INSIDE BINGHAMTON UNIVERSITY
Technology transfer director promotes faculty innovations
By : By David Perilstein
Binghamton University showcased five faculty innovations at last month’s BIO 2006 Chicago Annual Convention as part of a Research Foundation of SUNY effort to develop licensing and other commercialization opportunities.
“This effort marks the first time the technology transfer directors at the various state university campuses have pooled their resources to promote faculty innovations in a system effort at an important event such as BIO’s annual international convention, which attracted close to 3,000 registrants,” said Eugene Krentsel, director of technology transfer and innovation partnerships. “This should lead to new opportunities for Binghamton University and our colleagues.”
During one-on-one meetings and in the Research Foundation’s technology transfer exhibit area, part of the New York State Pavilion, Krentsel met with more than 15 companies to discuss licensing opportunities for innovations developed by Binghamton University scientists:
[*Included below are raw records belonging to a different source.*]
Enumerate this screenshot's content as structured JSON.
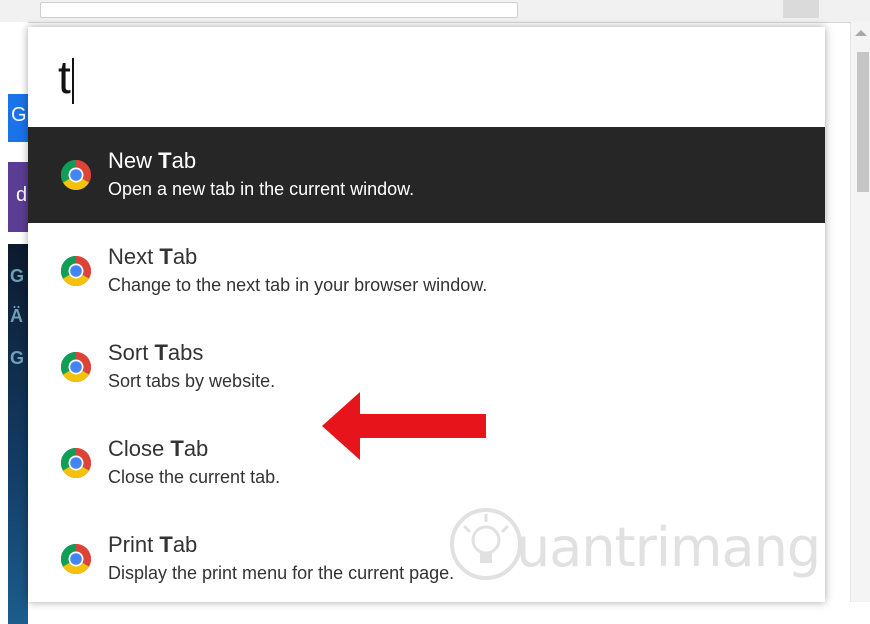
{
  "search": {
    "value": "t"
  },
  "results": [
    {
      "pre": "New ",
      "hl": "T",
      "post": "ab",
      "desc": "Open a new tab in the current window.",
      "selected": true
    },
    {
      "pre": "Next ",
      "hl": "T",
      "post": "ab",
      "desc": "Change to the next tab in your browser window."
    },
    {
      "pre": "Sort ",
      "hl": "T",
      "post": "abs",
      "desc": "Sort tabs by website."
    },
    {
      "pre": "Close ",
      "hl": "T",
      "post": "ab",
      "desc": "Close the current tab."
    },
    {
      "pre": "Print ",
      "hl": "T",
      "post": "ab",
      "desc": "Display the print menu for the current page."
    }
  ],
  "background": {
    "blue_letter": "G",
    "purple_letter": "d",
    "dark_letters": [
      "G",
      "Ä",
      "G"
    ]
  },
  "watermark": "uantrimang",
  "colors": {
    "selected_bg": "#262626",
    "arrow": "#e8141b",
    "chrome_red": "#db4437",
    "chrome_yellow": "#f4c20d",
    "chrome_green": "#0f9d58",
    "chrome_blue": "#4285f4"
  }
}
•Tuning Gold, Alloy and Other Metal Nanoparticles to Act as Chemical and Biological Sensors, Catalysts, and Miniature Embedded Pump Intended to Perform Fluid Analysis and Drug Delivery, a project of Chuan-Jian Zhong, associate professor of chemistry.
•Chemically Coated Powder Neutralizes Chemical Toxins, Protects People from Deadly Effects of Environmental and Terror Events, a project of David Doetschman, professor of chemistry.
•Nanoparticles as Probes for DNA Binding, a project of Susannah Gal, associate professor of biological sciences.
•Muscle Stimulator Aims to Improve Tissue Development, Increase Bone Density, a project of Kenneth McLeod, chairman of bioengineering.
•Ultra-Sensitive Portable Capillary Sensor Enables Field Detection of Biomolecules, a project of Omowunmi Sadik, professor of chemistry.
Krentsel and the technology transfer directors from Albany, Stony Brook, Buffalo and the Research Foundation’s central office had a total of 69 meetings with potential partners.
They also networked with 18,000 biotech professionals from 60 countries, 4,000 companies and 3,000 exhibitors during a three-day period that saw 16 governors, past and present U.S. agency secretaries and former President Bill Clinton address the biotechnology and pharmaceutical group.
Krentsel’s aim was to present select faculty innovations to targeted companies that can help develop or commercialize drugs, therapies and devices for some of the world’s most devastating diseases, including cancer, diabetes and genetic disorders. Thanks to their collaborative efforts, they achieved the:
•First marketing collaboration for the five technology transfer offices.
•First system presence at BIO to present more than 50 technologies to decision-makers from the biotech and pharmaceutical industry segments.
•First system-wide branding of State University of New York-based technologies.